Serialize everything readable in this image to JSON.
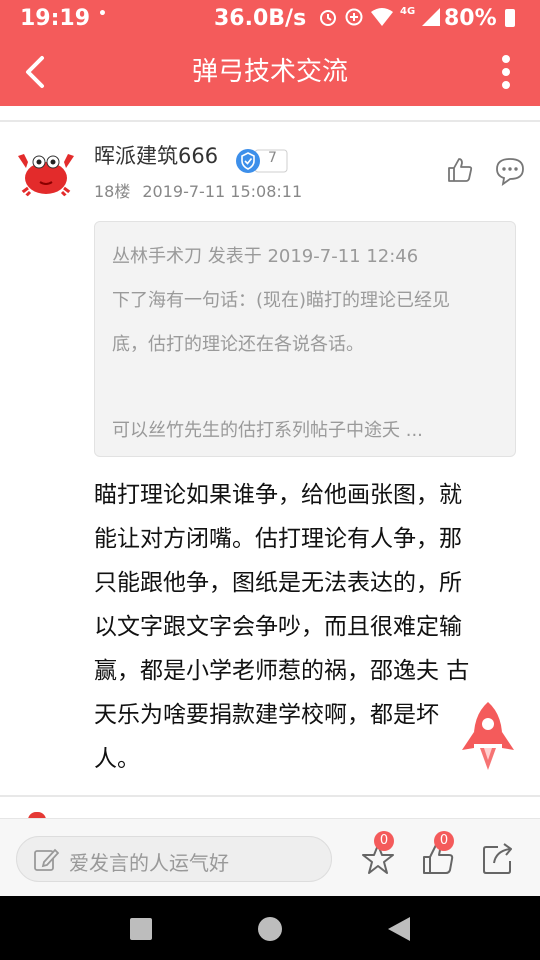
{
  "status_bar": {
    "time": "19:19",
    "dot": "•",
    "net_speed": "36.0B/s",
    "network": "4G",
    "battery": "80%"
  },
  "nav": {
    "title": "弹弓技术交流"
  },
  "post": {
    "user_name": "晖派建筑666",
    "level": "7",
    "floor": "18楼",
    "time": "2019-7-11 15:08:11",
    "quote": {
      "header": "丛林手术刀 发表于 2019-7-11 12:46",
      "line1": "下了海有一句话：(现在)瞄打的理论已经见",
      "line2": "底，估打的理论还在各说各话。",
      "line3": "可以丝竹先生的估打系列帖子中途夭 ..."
    },
    "body_lines": [
      "瞄打理论如果谁争，给他画张图，就",
      "能让对方闭嘴。估打理论有人争，那",
      "只能跟他争，图纸是无法表达的，所",
      "以文字跟文字会争吵，而且很难定输",
      "赢，都是小学老师惹的祸，邵逸夫 古",
      "天乐为啥要捐款建学校啊，都是坏",
      "人。"
    ]
  },
  "bottom_bar": {
    "placeholder": "爱发言的人运气好",
    "favorite_count": "0",
    "like_count": "0"
  },
  "colors": {
    "brand": "#f45b5b",
    "verify": "#3d8fea"
  }
}
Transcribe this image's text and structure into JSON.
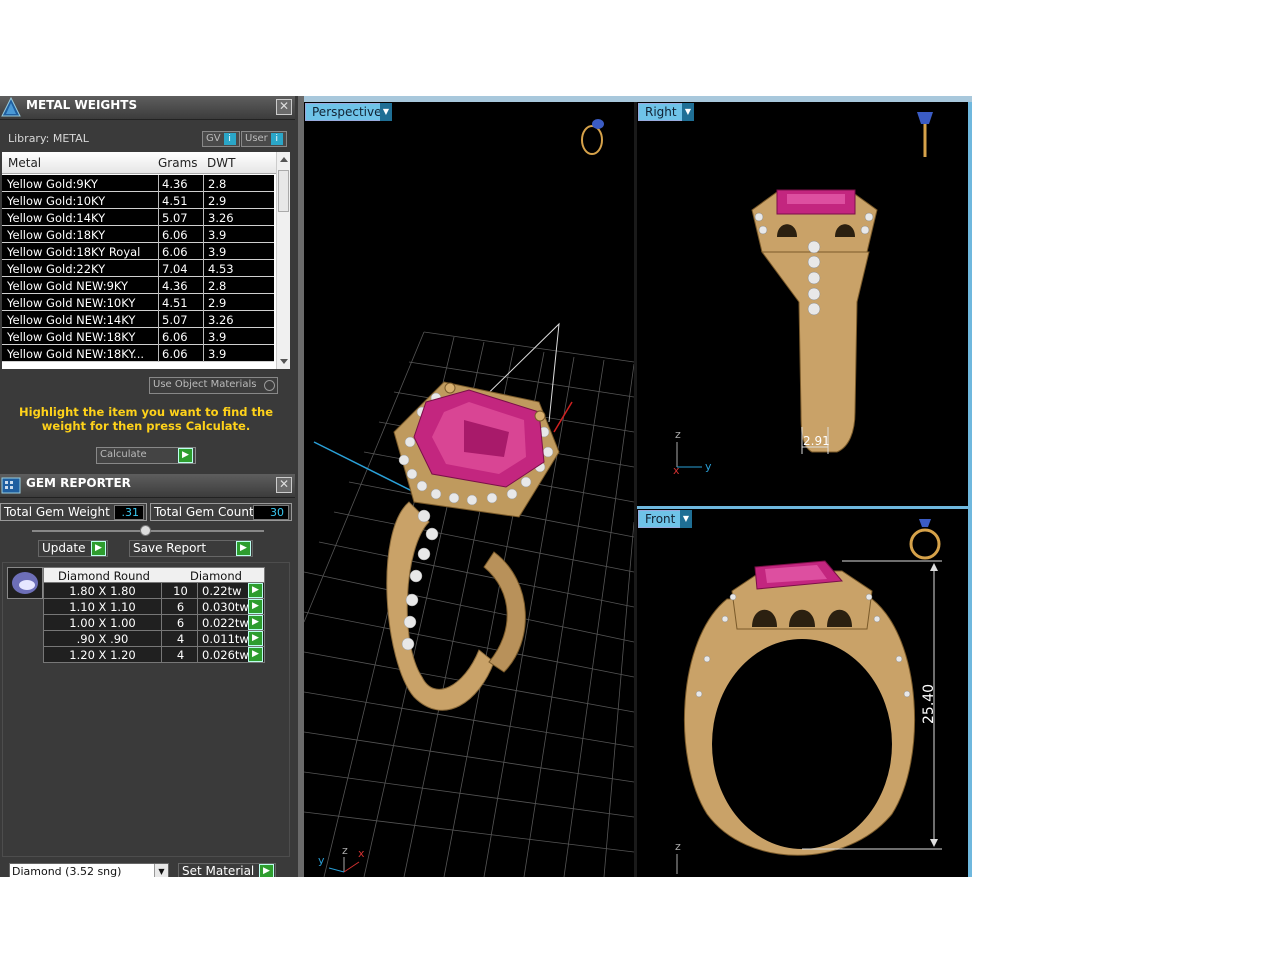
{
  "metal_weights": {
    "title": "METAL WEIGHTS",
    "library_label": "Library: METAL",
    "gv_label": "GV",
    "user_label": "User",
    "info_glyph": "i",
    "columns": [
      "Metal",
      "Grams",
      "DWT"
    ],
    "rows": [
      {
        "metal": "Yellow Gold:9KY",
        "grams": "4.36",
        "dwt": "2.8"
      },
      {
        "metal": "Yellow Gold:10KY",
        "grams": "4.51",
        "dwt": "2.9"
      },
      {
        "metal": "Yellow Gold:14KY",
        "grams": "5.07",
        "dwt": "3.26"
      },
      {
        "metal": "Yellow Gold:18KY",
        "grams": "6.06",
        "dwt": "3.9"
      },
      {
        "metal": "Yellow Gold:18KY Royal",
        "grams": "6.06",
        "dwt": "3.9"
      },
      {
        "metal": "Yellow Gold:22KY",
        "grams": "7.04",
        "dwt": "4.53"
      },
      {
        "metal": "Yellow Gold NEW:9KY",
        "grams": "4.36",
        "dwt": "2.8"
      },
      {
        "metal": "Yellow Gold NEW:10KY",
        "grams": "4.51",
        "dwt": "2.9"
      },
      {
        "metal": "Yellow Gold NEW:14KY",
        "grams": "5.07",
        "dwt": "3.26"
      },
      {
        "metal": "Yellow Gold NEW:18KY",
        "grams": "6.06",
        "dwt": "3.9"
      },
      {
        "metal": "Yellow Gold NEW:18KY...",
        "grams": "6.06",
        "dwt": "3.9"
      }
    ],
    "use_object_materials": "Use Object Materials",
    "hint": "Highlight the item you want to find the weight for then press Calculate.",
    "calculate_label": "Calculate",
    "close_glyph": "✕"
  },
  "gem_reporter": {
    "title": "GEM REPORTER",
    "total_weight_label": "Total Gem Weight",
    "total_weight_value": ".31",
    "total_count_label": "Total Gem Count",
    "total_count_value": "30",
    "update_label": "Update",
    "save_report_label": "Save Report",
    "columns": [
      "Diamond Round",
      "Diamond"
    ],
    "rows": [
      {
        "size": "1.80 X 1.80",
        "count": "10",
        "weight": "0.22tw"
      },
      {
        "size": "1.10 X 1.10",
        "count": "6",
        "weight": "0.030tw"
      },
      {
        "size": "1.00 X 1.00",
        "count": "6",
        "weight": "0.022tw"
      },
      {
        "size": ".90 X .90",
        "count": "4",
        "weight": "0.011tw"
      },
      {
        "size": "1.20 X 1.20",
        "count": "4",
        "weight": "0.026tw"
      }
    ],
    "material_select": "Diamond   (3.52 sng)",
    "set_material_label": "Set Material"
  },
  "viewports": {
    "perspective": {
      "label": "Perspective"
    },
    "right": {
      "label": "Right",
      "dimension": "2.91"
    },
    "front": {
      "label": "Front",
      "dimension": "25.40"
    }
  },
  "axis_labels": {
    "z": "z",
    "x": "x",
    "y": "y"
  },
  "colors": {
    "accent_tab": "#6fc3e8",
    "hint_yellow": "#ffd21a",
    "gold": "#c9a268",
    "ruby": "#c3267f",
    "go_green": "#2e9d2e"
  }
}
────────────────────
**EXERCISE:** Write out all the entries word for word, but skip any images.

**ANSWER TO THIS PROBLEM:**
Serialize everything readable in this image to JSON.
{
  "status_bar": {
    "time": "19:19",
    "dot": "•",
    "net_speed": "36.0B/s",
    "network": "4G",
    "battery": "80%"
  },
  "nav": {
    "title": "弹弓技术交流"
  },
  "post": {
    "user_name": "晖派建筑666",
    "level": "7",
    "floor": "18楼",
    "time": "2019-7-11 15:08:11",
    "quote": {
      "header": "丛林手术刀 发表于 2019-7-11 12:46",
      "line1": "下了海有一句话：(现在)瞄打的理论已经见",
      "line2": "底，估打的理论还在各说各话。",
      "line3": "可以丝竹先生的估打系列帖子中途夭 ..."
    },
    "body_lines": [
      "瞄打理论如果谁争，给他画张图，就",
      "能让对方闭嘴。估打理论有人争，那",
      "只能跟他争，图纸是无法表达的，所",
      "以文字跟文字会争吵，而且很难定输",
      "赢，都是小学老师惹的祸，邵逸夫 古",
      "天乐为啥要捐款建学校啊，都是坏",
      "人。"
    ]
  },
  "bottom_bar": {
    "placeholder": "爱发言的人运气好",
    "favorite_count": "0",
    "like_count": "0"
  },
  "colors": {
    "brand": "#f45b5b",
    "verify": "#3d8fea"
  }
}
Transcribe this image's text and structure into JSON.
{
  "metal_weights": {
    "title": "METAL WEIGHTS",
    "library_label": "Library: METAL",
    "gv_label": "GV",
    "user_label": "User",
    "info_glyph": "i",
    "columns": [
      "Metal",
      "Grams",
      "DWT"
    ],
    "rows": [
      {
        "metal": "Yellow Gold:9KY",
        "grams": "4.36",
        "dwt": "2.8"
      },
      {
        "metal": "Yellow Gold:10KY",
        "grams": "4.51",
        "dwt": "2.9"
      },
      {
        "metal": "Yellow Gold:14KY",
        "grams": "5.07",
        "dwt": "3.26"
      },
      {
        "metal": "Yellow Gold:18KY",
        "grams": "6.06",
        "dwt": "3.9"
      },
      {
        "metal": "Yellow Gold:18KY Royal",
        "grams": "6.06",
        "dwt": "3.9"
      },
      {
        "metal": "Yellow Gold:22KY",
        "grams": "7.04",
        "dwt": "4.53"
      },
      {
        "metal": "Yellow Gold NEW:9KY",
        "grams": "4.36",
        "dwt": "2.8"
      },
      {
        "metal": "Yellow Gold NEW:10KY",
        "grams": "4.51",
        "dwt": "2.9"
      },
      {
        "metal": "Yellow Gold NEW:14KY",
        "grams": "5.07",
        "dwt": "3.26"
      },
      {
        "metal": "Yellow Gold NEW:18KY",
        "grams": "6.06",
        "dwt": "3.9"
      },
      {
        "metal": "Yellow Gold NEW:18KY...",
        "grams": "6.06",
        "dwt": "3.9"
      }
    ],
    "use_object_materials": "Use Object Materials",
    "hint": "Highlight the item you want to find the weight for then press Calculate.",
    "calculate_label": "Calculate",
    "close_glyph": "✕"
  },
  "gem_reporter": {
    "title": "GEM REPORTER",
    "total_weight_label": "Total Gem Weight",
    "total_weight_value": ".31",
    "total_count_label": "Total Gem Count",
    "total_count_value": "30",
    "update_label": "Update",
    "save_report_label": "Save Report",
    "columns": [
      "Diamond Round",
      "Diamond"
    ],
    "rows": [
      {
        "size": "1.80 X 1.80",
        "count": "10",
        "weight": "0.22tw"
      },
      {
        "size": "1.10 X 1.10",
        "count": "6",
        "weight": "0.030tw"
      },
      {
        "size": "1.00 X 1.00",
        "count": "6",
        "weight": "0.022tw"
      },
      {
        "size": ".90 X .90",
        "count": "4",
        "weight": "0.011tw"
      },
      {
        "size": "1.20 X 1.20",
        "count": "4",
        "weight": "0.026tw"
      }
    ],
    "material_select": "Diamond   (3.52 sng)",
    "set_material_label": "Set Material"
  },
  "viewports": {
    "perspective": {
      "label": "Perspective"
    },
    "right": {
      "label": "Right",
      "dimension": "2.91"
    },
    "front": {
      "label": "Front",
      "dimension": "25.40"
    }
  },
  "axis_labels": {
    "z": "z",
    "x": "x",
    "y": "y"
  },
  "colors": {
    "accent_tab": "#6fc3e8",
    "hint_yellow": "#ffd21a",
    "gold": "#c9a268",
    "ruby": "#c3267f",
    "go_green": "#2e9d2e"
  }
}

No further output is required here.